Problem statement:
Look through the data below and output, unchanged, every line from the one holding "Enumerate this screenshot's" through the one holding "Transcribe this image's", inclusive. Skip the pictures.
====
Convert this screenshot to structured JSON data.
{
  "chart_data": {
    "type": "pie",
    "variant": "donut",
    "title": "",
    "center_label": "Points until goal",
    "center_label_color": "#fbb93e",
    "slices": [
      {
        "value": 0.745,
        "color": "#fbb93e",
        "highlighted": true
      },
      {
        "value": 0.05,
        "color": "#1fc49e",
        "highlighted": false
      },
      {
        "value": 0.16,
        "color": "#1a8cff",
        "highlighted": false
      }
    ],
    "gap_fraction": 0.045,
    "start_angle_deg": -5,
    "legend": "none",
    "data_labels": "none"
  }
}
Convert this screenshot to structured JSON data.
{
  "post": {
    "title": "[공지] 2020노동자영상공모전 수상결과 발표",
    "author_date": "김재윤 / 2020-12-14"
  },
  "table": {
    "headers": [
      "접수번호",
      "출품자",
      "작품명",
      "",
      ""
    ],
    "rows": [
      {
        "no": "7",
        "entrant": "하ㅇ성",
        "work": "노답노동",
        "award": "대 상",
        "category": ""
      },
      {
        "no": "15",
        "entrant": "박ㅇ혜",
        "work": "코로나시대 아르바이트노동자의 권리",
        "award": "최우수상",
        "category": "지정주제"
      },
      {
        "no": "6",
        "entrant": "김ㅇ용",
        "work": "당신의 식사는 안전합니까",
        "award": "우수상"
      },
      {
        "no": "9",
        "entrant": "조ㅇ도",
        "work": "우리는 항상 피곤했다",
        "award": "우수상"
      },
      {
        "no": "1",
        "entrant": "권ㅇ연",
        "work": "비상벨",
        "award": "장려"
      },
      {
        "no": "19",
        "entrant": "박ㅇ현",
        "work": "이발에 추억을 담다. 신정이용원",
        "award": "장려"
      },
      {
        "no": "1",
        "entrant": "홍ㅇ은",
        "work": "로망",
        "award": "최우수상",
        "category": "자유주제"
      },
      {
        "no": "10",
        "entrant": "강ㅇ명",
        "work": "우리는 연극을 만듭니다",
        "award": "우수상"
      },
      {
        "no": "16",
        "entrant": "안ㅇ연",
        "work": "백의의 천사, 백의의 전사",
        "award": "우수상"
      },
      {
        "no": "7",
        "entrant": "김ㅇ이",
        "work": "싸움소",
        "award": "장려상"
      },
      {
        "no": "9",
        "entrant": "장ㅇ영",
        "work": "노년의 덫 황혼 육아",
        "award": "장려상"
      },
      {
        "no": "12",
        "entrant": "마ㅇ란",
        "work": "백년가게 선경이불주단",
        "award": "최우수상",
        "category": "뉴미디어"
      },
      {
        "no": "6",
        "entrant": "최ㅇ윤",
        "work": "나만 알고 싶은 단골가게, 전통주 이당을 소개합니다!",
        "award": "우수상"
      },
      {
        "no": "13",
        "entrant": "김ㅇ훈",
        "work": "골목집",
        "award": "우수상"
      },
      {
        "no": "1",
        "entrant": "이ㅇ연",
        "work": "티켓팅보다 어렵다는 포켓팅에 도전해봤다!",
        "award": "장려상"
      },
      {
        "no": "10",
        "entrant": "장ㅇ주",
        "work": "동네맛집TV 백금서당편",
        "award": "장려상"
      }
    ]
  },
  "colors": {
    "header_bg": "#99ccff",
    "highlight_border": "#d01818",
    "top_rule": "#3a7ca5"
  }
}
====
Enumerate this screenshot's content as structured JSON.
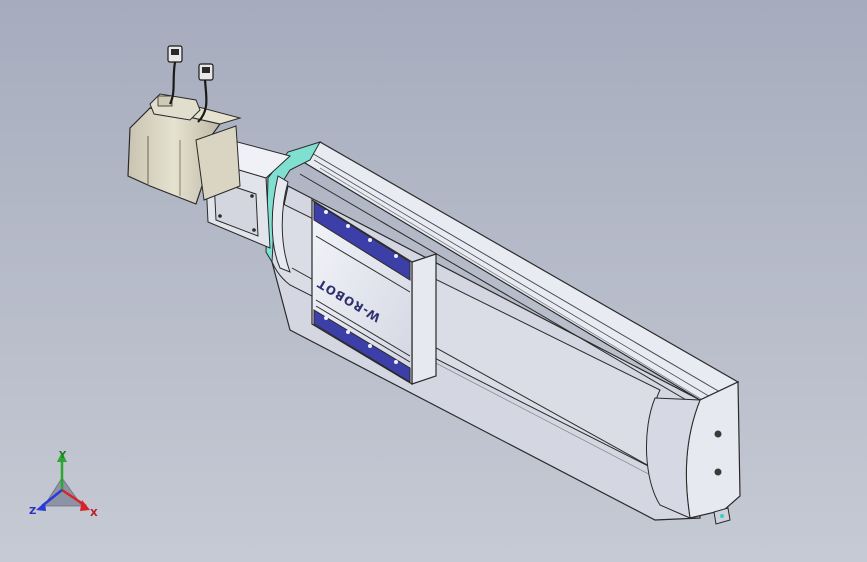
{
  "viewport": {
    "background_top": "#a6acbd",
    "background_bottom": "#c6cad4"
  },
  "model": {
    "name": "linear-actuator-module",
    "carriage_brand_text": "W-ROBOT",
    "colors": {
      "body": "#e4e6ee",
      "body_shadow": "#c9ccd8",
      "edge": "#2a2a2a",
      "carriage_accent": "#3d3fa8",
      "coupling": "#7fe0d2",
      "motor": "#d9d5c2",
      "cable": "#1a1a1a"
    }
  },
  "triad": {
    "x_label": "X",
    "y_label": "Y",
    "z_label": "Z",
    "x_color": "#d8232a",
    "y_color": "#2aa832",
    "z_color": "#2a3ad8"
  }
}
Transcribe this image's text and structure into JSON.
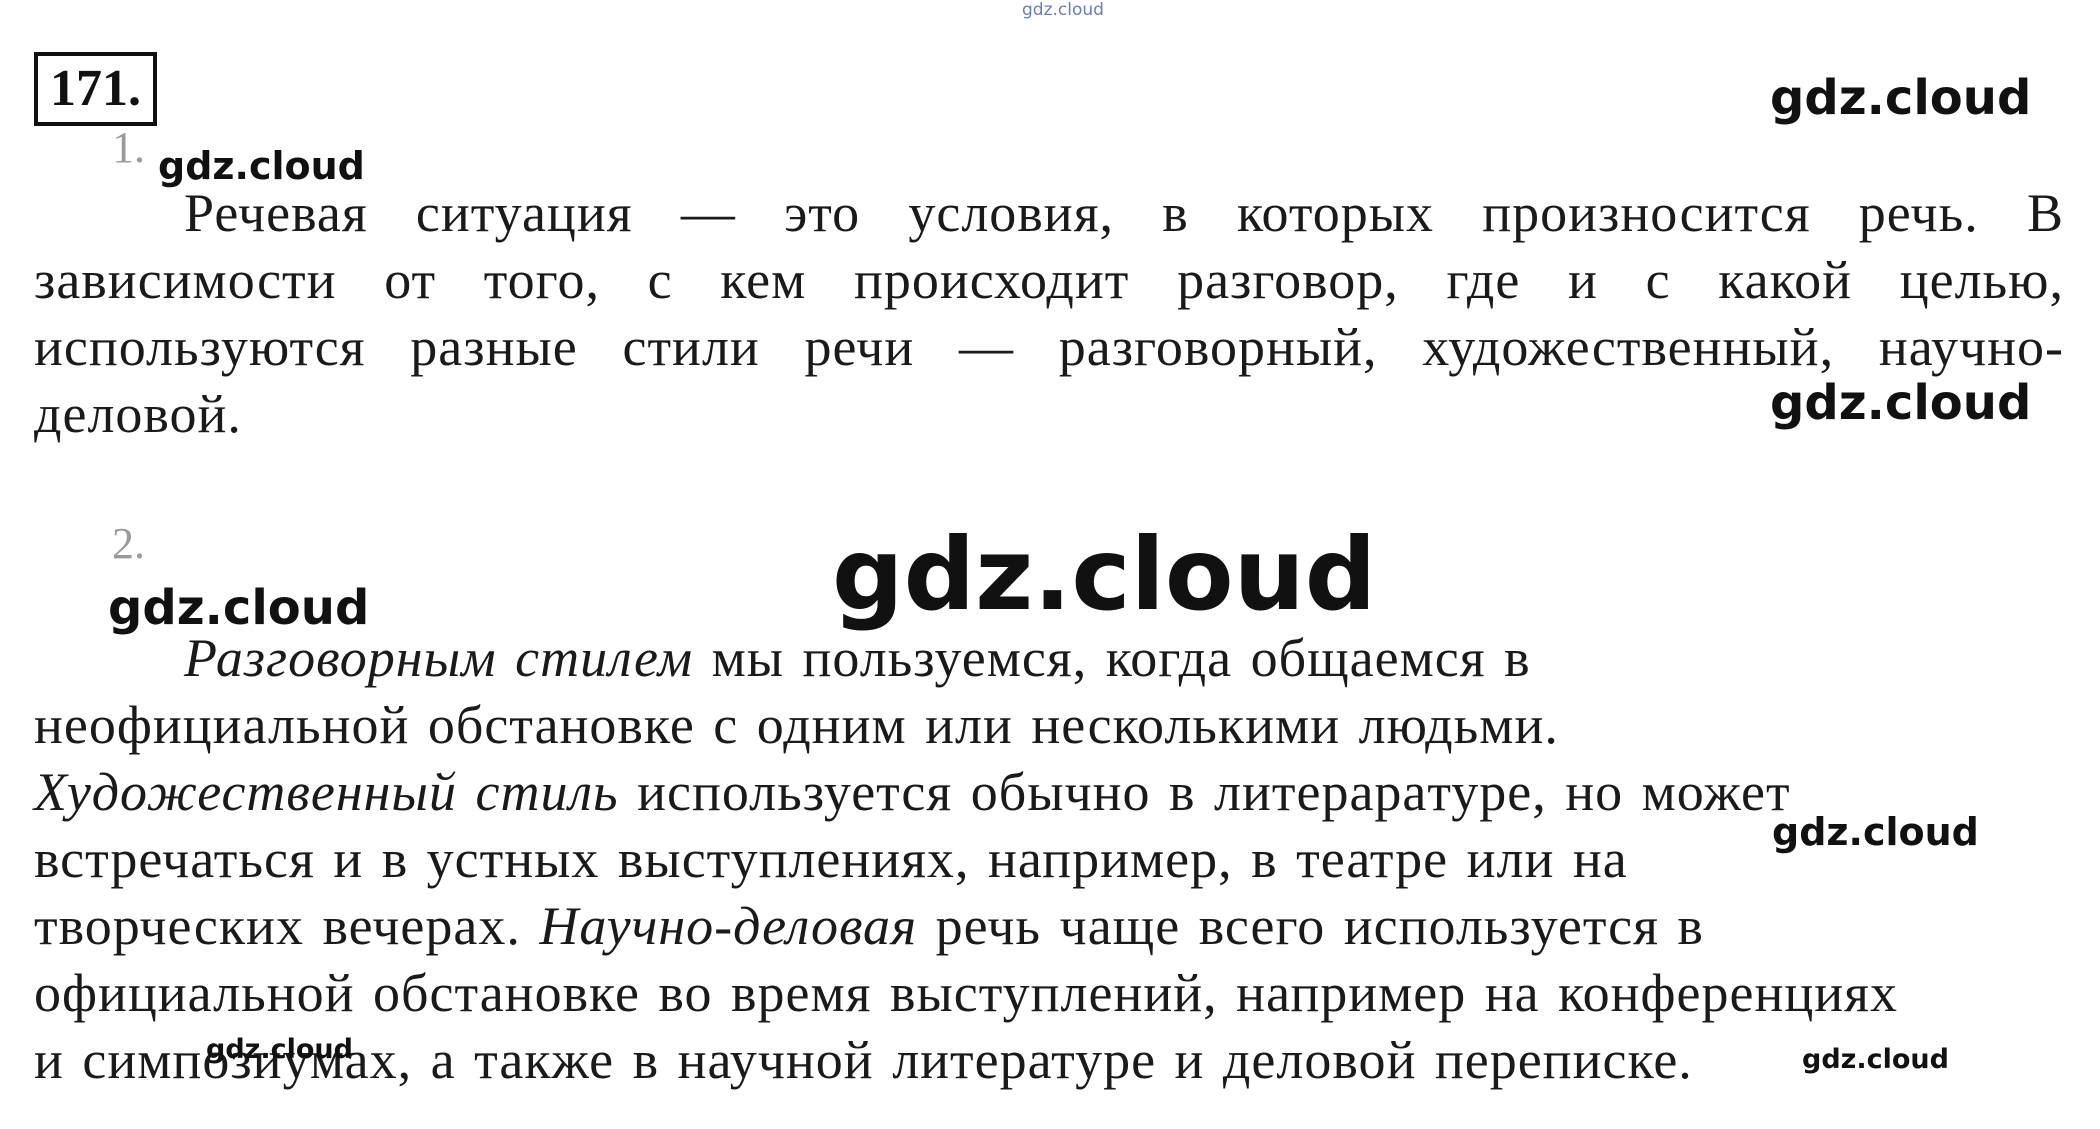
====
Task result:
Enumerate this screenshot's content as structured JSON.
{
  "viewport": {
    "background_top": "#a6acbd",
    "background_bottom": "#c6cad4"
  },
  "model": {
    "name": "linear-actuator-module",
    "carriage_brand_text": "W-ROBOT",
    "colors": {
      "body": "#e4e6ee",
      "body_shadow": "#c9ccd8",
      "edge": "#2a2a2a",
      "carriage_accent": "#3d3fa8",
      "coupling": "#7fe0d2",
      "motor": "#d9d5c2",
      "cable": "#1a1a1a"
    }
  },
  "triad": {
    "x_label": "X",
    "y_label": "Y",
    "z_label": "Z",
    "x_color": "#d8232a",
    "y_color": "#2aa832",
    "z_color": "#2a3ad8"
  }
}
Transcribe this image's text and structure into JSON.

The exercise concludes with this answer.